* [PROBLEM DESCRIPTION]:
Filter the entries down to the lines containing "JSON", and copy those lines.

----

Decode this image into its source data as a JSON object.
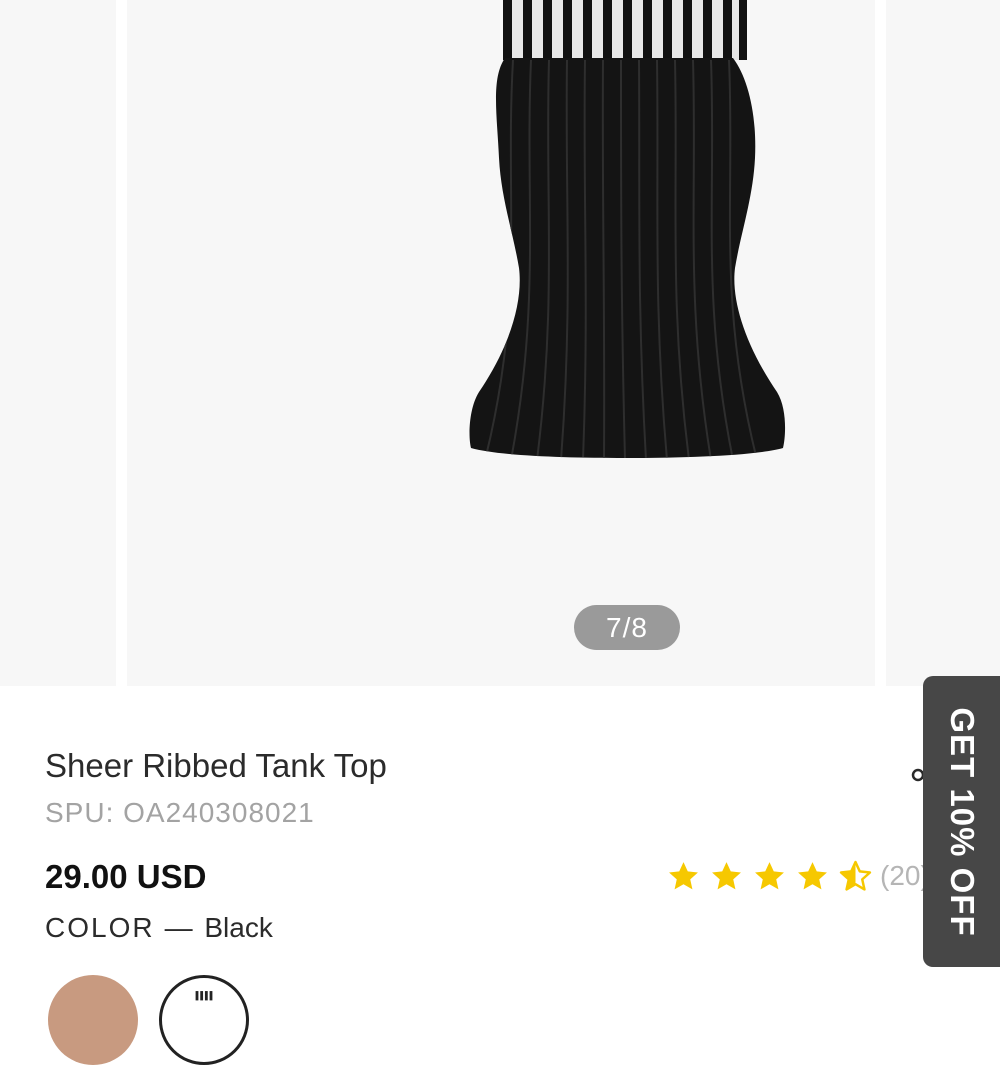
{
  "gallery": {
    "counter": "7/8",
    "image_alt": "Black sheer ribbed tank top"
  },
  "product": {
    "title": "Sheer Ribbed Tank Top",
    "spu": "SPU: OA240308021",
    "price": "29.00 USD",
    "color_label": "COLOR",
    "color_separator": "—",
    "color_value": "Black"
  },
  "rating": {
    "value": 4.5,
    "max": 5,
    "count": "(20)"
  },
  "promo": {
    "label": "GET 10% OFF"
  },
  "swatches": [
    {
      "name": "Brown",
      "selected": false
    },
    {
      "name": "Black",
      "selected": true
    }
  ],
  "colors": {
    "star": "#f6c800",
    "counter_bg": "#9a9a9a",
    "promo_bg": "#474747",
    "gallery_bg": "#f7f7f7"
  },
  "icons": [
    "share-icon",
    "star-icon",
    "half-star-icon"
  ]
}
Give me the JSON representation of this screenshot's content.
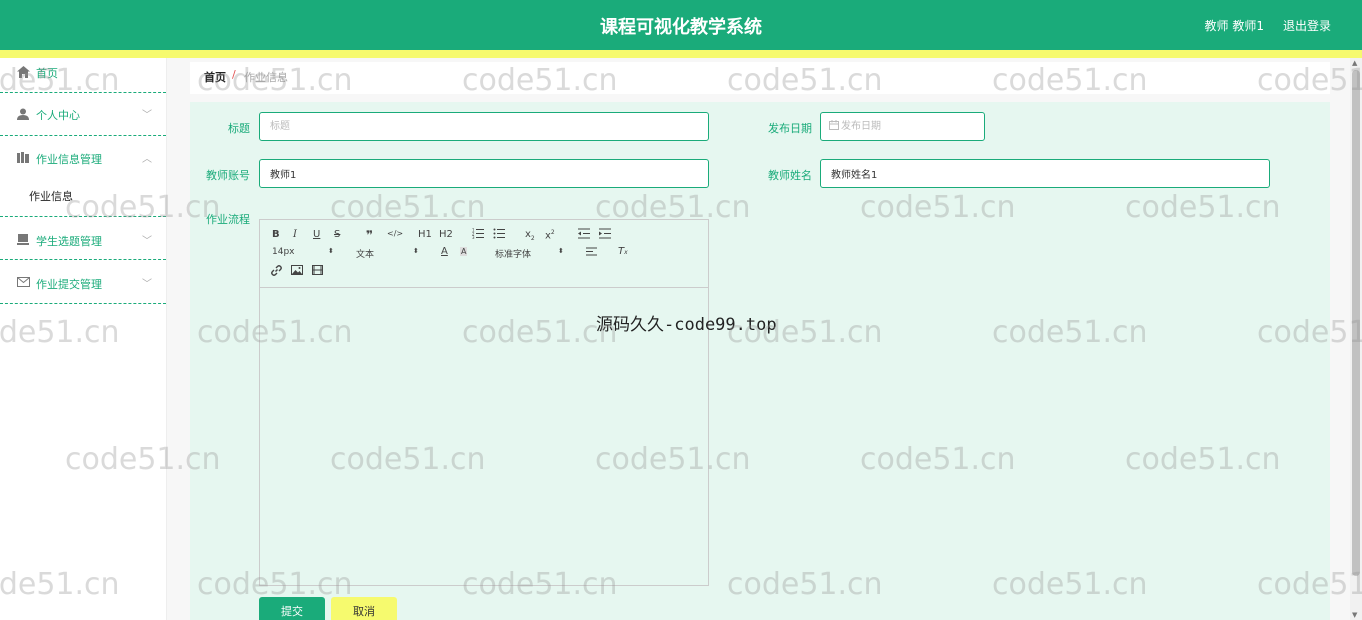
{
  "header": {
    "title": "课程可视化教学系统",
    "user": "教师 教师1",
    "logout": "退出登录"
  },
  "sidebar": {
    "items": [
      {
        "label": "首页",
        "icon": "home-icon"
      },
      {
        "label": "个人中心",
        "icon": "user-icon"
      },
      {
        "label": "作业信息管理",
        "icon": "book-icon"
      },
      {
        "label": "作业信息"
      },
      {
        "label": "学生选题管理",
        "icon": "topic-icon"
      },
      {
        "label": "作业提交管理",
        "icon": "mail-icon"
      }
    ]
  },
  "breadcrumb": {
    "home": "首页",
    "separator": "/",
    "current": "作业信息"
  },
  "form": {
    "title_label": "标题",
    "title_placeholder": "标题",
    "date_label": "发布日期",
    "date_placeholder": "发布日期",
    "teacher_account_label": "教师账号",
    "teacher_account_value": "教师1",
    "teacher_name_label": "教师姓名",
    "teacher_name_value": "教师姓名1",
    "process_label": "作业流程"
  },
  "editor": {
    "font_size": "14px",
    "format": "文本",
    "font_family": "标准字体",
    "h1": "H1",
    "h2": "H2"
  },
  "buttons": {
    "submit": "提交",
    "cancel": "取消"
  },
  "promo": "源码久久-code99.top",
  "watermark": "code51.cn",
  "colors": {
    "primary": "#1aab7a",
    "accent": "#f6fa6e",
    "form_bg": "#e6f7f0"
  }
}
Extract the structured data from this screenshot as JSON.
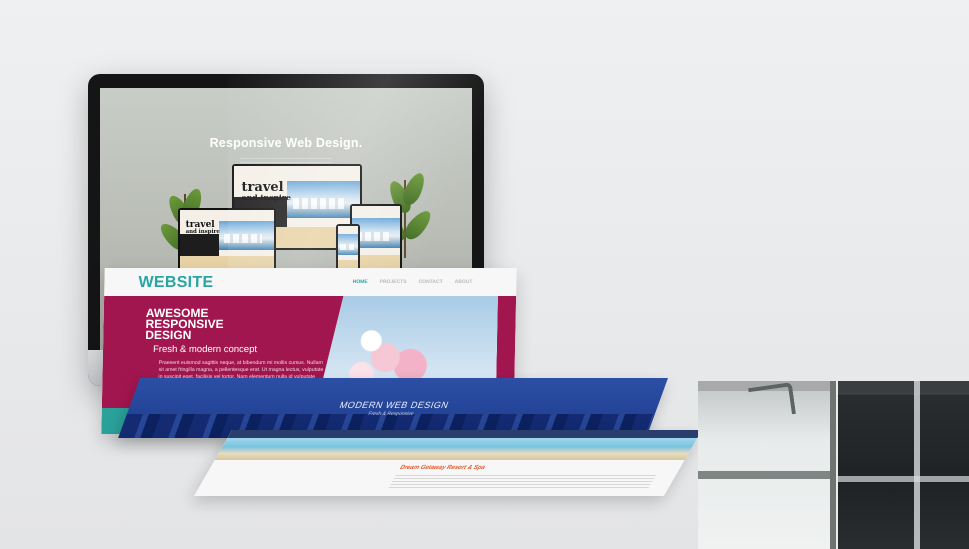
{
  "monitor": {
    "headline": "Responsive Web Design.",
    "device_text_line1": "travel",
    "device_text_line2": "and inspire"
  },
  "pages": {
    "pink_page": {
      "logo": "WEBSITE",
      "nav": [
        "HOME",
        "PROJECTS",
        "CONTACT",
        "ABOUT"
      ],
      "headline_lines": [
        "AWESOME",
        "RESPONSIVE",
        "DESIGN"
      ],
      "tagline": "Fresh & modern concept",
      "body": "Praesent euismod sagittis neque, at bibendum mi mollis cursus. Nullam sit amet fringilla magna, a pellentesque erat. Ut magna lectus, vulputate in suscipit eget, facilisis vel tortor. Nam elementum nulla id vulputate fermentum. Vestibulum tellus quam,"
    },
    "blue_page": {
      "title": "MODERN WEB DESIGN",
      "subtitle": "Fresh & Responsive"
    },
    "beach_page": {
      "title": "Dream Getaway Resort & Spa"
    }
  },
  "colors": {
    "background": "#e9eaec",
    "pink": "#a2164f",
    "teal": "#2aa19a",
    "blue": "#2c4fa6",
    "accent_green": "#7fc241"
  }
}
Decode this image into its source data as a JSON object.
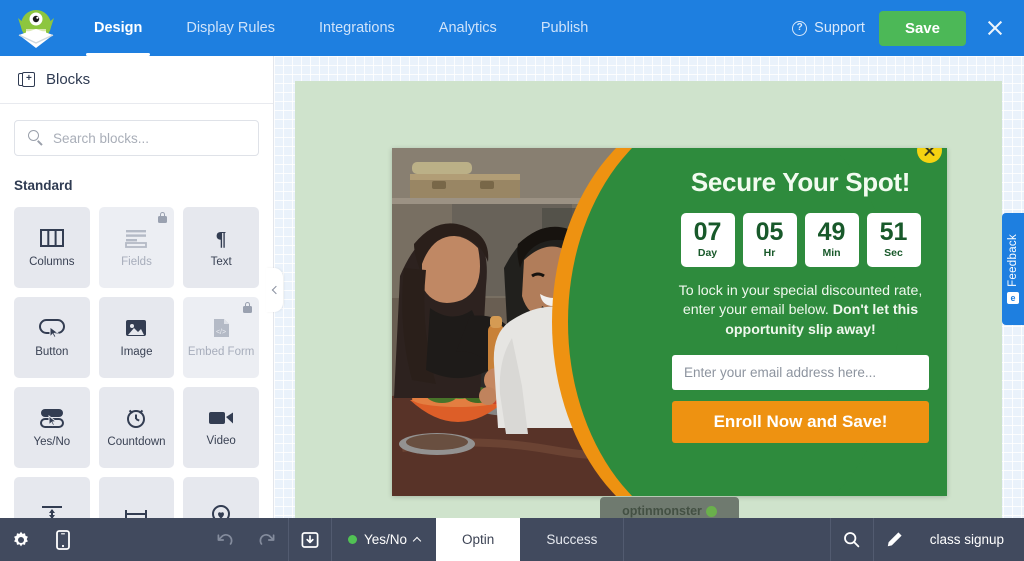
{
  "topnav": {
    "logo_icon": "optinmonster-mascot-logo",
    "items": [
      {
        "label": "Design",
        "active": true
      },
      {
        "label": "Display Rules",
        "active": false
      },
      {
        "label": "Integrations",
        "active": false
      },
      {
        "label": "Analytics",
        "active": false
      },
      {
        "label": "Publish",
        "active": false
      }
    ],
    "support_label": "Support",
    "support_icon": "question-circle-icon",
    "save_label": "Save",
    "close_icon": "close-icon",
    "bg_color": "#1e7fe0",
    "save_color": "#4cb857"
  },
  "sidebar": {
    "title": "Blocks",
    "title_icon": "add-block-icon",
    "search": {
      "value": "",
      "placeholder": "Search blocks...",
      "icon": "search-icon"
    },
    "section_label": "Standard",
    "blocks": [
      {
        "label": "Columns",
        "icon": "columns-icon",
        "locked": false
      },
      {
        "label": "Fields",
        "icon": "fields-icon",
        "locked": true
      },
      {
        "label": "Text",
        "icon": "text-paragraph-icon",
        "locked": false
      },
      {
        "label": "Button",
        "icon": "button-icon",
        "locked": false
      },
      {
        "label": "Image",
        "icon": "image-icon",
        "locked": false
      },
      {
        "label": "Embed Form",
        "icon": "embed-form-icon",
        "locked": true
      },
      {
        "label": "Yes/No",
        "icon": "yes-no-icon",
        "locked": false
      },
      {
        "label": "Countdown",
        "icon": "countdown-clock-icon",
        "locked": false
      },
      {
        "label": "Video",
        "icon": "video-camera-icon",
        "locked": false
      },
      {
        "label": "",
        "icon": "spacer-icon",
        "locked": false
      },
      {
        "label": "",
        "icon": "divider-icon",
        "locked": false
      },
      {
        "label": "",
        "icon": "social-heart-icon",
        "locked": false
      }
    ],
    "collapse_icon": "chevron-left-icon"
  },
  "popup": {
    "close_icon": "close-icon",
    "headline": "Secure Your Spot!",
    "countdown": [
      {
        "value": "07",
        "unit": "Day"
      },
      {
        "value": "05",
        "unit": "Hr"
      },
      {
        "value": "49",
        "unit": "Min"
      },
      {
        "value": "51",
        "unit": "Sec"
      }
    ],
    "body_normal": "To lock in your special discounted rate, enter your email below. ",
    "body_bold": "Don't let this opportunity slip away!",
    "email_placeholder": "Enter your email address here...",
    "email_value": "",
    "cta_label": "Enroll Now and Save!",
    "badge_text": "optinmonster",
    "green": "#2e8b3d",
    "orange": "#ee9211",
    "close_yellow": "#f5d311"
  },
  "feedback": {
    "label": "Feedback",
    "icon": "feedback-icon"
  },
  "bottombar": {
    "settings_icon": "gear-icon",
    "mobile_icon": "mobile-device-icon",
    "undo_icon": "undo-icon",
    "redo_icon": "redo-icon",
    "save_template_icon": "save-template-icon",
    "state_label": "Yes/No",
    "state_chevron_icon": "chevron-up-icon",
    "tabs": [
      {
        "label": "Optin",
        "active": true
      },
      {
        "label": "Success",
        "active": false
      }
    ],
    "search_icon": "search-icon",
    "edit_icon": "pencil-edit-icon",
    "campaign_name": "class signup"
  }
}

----

* [ANSWER BELOW]:
Decode this image into its source data as a JSON object.
Give me the JSON representation of this screenshot's content.
Extract the structured data from this screenshot as JSON.
Decode this image into its source data as a JSON object.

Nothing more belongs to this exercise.